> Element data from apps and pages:
------------------------
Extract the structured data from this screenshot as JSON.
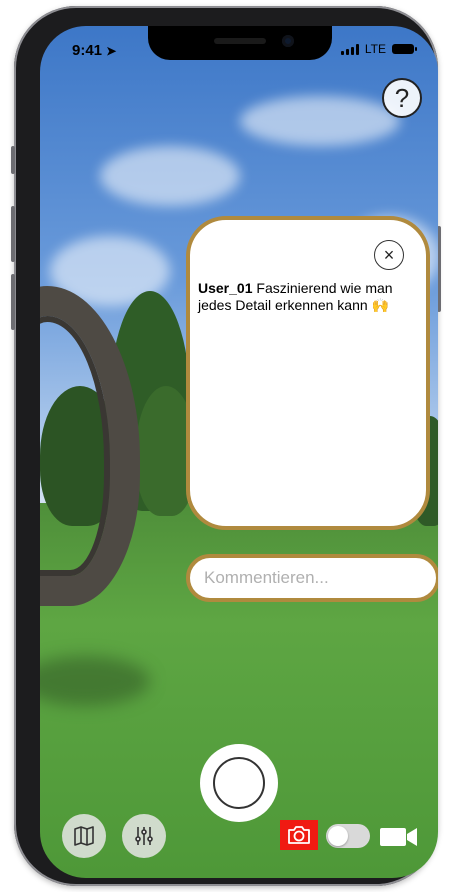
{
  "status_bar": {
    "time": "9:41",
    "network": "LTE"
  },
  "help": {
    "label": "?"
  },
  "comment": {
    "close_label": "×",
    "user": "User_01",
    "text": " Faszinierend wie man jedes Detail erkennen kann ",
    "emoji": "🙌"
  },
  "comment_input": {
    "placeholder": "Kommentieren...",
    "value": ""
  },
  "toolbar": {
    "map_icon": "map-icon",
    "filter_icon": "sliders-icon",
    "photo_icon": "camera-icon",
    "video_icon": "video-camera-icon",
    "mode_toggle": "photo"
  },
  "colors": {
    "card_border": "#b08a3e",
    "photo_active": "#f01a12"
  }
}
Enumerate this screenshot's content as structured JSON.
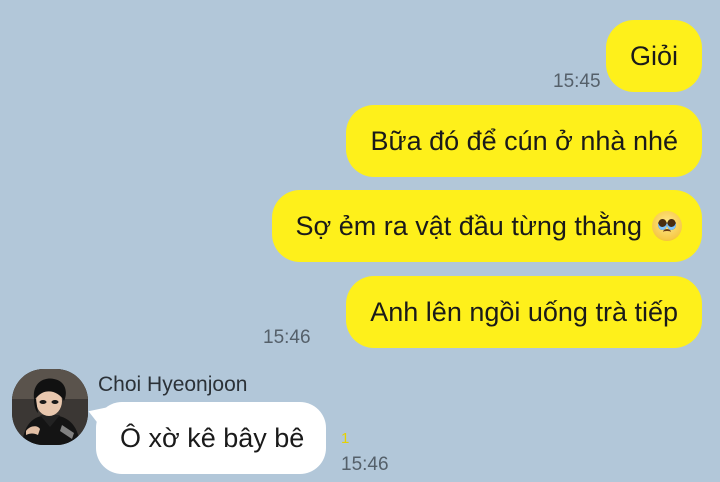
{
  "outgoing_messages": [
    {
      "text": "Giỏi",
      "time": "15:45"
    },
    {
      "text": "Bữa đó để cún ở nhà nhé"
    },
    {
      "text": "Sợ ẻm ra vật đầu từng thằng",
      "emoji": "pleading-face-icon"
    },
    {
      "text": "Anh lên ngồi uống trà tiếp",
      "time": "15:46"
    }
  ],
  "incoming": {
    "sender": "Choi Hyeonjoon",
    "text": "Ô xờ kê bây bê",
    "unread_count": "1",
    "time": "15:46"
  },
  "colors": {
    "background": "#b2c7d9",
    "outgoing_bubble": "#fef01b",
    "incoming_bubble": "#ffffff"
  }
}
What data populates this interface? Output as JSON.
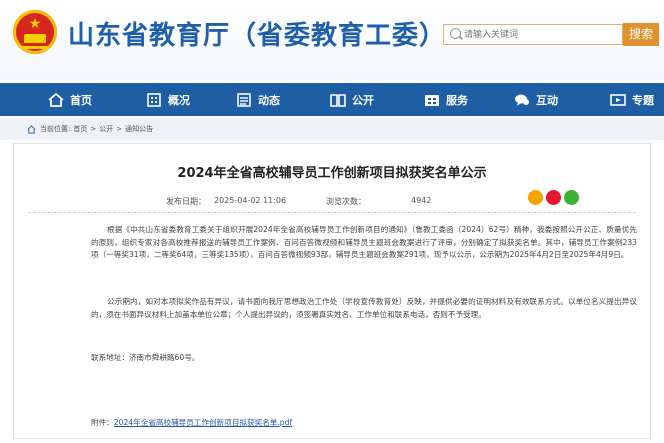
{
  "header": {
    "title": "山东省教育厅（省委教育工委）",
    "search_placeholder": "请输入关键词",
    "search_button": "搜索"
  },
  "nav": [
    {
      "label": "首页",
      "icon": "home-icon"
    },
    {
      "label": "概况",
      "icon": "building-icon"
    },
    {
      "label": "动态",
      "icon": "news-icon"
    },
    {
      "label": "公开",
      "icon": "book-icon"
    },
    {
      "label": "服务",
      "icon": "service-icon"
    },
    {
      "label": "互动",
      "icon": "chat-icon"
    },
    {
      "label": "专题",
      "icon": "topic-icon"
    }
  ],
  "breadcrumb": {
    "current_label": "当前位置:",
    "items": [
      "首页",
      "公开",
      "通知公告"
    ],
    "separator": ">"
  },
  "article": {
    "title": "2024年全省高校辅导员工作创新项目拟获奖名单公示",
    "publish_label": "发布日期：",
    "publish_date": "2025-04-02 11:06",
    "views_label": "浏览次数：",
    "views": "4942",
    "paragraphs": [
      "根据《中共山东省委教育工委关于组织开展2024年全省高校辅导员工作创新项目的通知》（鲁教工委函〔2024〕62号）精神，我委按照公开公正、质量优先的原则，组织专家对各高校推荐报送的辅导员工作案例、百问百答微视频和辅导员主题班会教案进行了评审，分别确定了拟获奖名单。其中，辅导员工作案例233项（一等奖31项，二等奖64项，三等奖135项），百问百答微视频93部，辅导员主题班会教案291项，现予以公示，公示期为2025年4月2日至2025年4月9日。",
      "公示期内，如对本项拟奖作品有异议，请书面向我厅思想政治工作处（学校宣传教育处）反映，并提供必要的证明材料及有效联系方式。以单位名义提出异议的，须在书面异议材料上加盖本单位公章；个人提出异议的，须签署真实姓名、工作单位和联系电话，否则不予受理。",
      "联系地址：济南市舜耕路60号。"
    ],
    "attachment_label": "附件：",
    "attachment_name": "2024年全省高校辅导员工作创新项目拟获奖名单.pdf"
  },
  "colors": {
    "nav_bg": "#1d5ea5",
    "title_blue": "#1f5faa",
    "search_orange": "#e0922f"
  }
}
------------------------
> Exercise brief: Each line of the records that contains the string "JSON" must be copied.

> Written solution:
Extract the structured data from this screenshot as JSON.
Enumerate this screenshot's content as structured JSON.
What data populates this interface? Output as JSON.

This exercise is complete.